Vu Ba Phu, Director of the Viet Nam Trade Promotion Agency under the Ministry of Industry and Trade talks to Hải Quan (Customs) newspaper about trade promotion strategies to help Vietnam take advantage of free trade agreements.
What do you think about the impacts of trade promotion activities on Vietnam’s export turnover?
There have been recently a number of trade promotion activities including the national trade promotion programme, national brand programme and other activities aiming to improve the capacity of and provide information to enterprises. These activities have boosted export turnover of Vietnamese businesses, especially small and medium-sized enterprises (SMEs) with limited resources.
There have been thousands of training courses each year for SMEs nationwide to improve their capacity, develop their products, brand and product design.
There have been also hundreds of training courses every year for businesses on skills to promote trade and expand market.
The total investment in trade promotion activities including investment from State budget and private sector has reached VND400 billion (US$17 million) to VND500 billion ($21.3 million) per year, which has increased export turnover by 10 per cent.
Trade promotion activities have been conducted in a productive way.
Some say the participation of enterprises in trade fairs has not proved efficiency. What do you think?
I think this matter has not been looked into carefully. Businesses selected to take part in trade fairs have to meet strict criteria of the Ministry of Industry and Trade. For example, businesses have to be qualified for export turnover criteria or have well-performed staff.
Although there has not been official number on how many contracts have been signed at trade fairs, it cannot be denied that businesses have chances to approach their markets, customers, introduce products and sign contracts with partners.
Experts said Vietnam’s investment in trade promotion activities had not reached full export potential. What do you think about that?
The State budget allocated for trade promotion remains lower than that of other countries.
The trade promotion budget of Vietnam is as low as 0.11 per cent of the allocation in Malaysia and Thailand and hundreds of times lower than Japan and the Republic of Korea (RoK).
It has been due to the fact that the Vietnamese economy is struggling and is less developed than Japan and the RoK’s.
I think more State budget should be mobilised for trade promotion in the future to better support businesses and trade associations.
What are the priorities of trade promotion activities, especially export promotion?
To fully tap the potential of free trade agreements that Vietnam has signed, overcome challenges posed by global trade and develop export in a sustainable way, there are four orientations for development.
Firstly, promoting the application of information and technology and e-commerce in export promotion.
Secondly, strengthening international co-operation in export promotion; looking for partners for domestic businesses and associations, especially SMEs. We will focus on assisting SMEs and associations to maintain sustainable networks with trading partners.
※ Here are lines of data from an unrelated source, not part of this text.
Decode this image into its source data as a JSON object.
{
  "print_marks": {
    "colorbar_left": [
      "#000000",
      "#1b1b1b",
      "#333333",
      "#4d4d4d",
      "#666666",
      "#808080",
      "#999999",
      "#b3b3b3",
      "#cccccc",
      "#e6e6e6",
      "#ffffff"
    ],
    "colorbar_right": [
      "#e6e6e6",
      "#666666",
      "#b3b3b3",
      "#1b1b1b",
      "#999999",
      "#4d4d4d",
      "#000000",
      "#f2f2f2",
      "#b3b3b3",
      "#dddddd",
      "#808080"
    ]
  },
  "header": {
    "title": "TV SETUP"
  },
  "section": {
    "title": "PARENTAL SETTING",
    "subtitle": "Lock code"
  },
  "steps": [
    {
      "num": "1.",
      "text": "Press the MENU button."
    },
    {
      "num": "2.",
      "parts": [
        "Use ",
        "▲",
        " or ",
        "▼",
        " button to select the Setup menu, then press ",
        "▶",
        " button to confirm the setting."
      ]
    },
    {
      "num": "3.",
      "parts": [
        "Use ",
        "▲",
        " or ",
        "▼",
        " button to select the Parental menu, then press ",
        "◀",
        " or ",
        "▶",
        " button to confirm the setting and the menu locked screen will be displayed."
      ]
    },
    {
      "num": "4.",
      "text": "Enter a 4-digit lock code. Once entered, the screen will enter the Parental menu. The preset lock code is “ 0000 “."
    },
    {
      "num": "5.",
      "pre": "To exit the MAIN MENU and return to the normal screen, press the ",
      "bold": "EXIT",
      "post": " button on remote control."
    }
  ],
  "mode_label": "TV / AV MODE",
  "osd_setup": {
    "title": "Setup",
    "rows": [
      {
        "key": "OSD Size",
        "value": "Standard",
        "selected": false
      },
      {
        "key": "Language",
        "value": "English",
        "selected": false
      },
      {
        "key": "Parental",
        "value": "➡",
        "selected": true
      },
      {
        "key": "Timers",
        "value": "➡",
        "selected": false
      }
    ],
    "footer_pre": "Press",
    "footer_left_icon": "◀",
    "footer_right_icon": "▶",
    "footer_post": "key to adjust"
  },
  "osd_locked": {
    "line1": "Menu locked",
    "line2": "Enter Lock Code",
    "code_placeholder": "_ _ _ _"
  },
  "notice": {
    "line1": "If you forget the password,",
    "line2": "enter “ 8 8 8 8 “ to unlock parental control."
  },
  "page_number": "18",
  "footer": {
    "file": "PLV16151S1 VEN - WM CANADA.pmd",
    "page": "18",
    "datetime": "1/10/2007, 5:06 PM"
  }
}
Thirdly, improving market consultancy services and creating a channel to provide trade opportunities to businesses and making it into an effective channel to connect Vietnamese representative agencies, trade deals with the ministry’s Trade Promotion Agency, Department of Import-Export, local trade promotion agencies, businesses and associations.
Lastly, trade promotion must be conducted along with building, developing and protecting local brands in the domestic and foreign markets. By doing this, enterprises will be granted chances to increase their values and maintain export turnover.
What is the role of export promotion through e-commerce?
E-commerce and digitalization are a trend in global trade.
In 2030, the growth rate of e-commerce, digital commerce and digital economy in Vietnam is forecast to surge by almost 600 times compared with 2003.
Export promotion on e-commerce and digital economic platforms is one of the Ministry of Industry and Trade’s priorities to support enterprises.
The ministry will assist enterprises to improve skills, capacity and knowledge about trade promotion on e-commerce platforms.
The ministry will also connect with global e-commerce service providers such as Amazon, Alibaba, Google and they will come to Vietnam to support businesses in general and SMEs in particular in applying e-commerce tools in their export promotion activities.
Besides Government agencies’ efforts, what is your message to enterprises for more effective trade promotion?
Enterprises themselves need to take an active role in promotion. The Government cannot cover every trade promotion activity within the framework of the national trade promotion programme.
Enterprises need to share investment in trade promotion activities with the Government as well as look for markets, uphold and develop their brands in the global market to ensure sustainable export.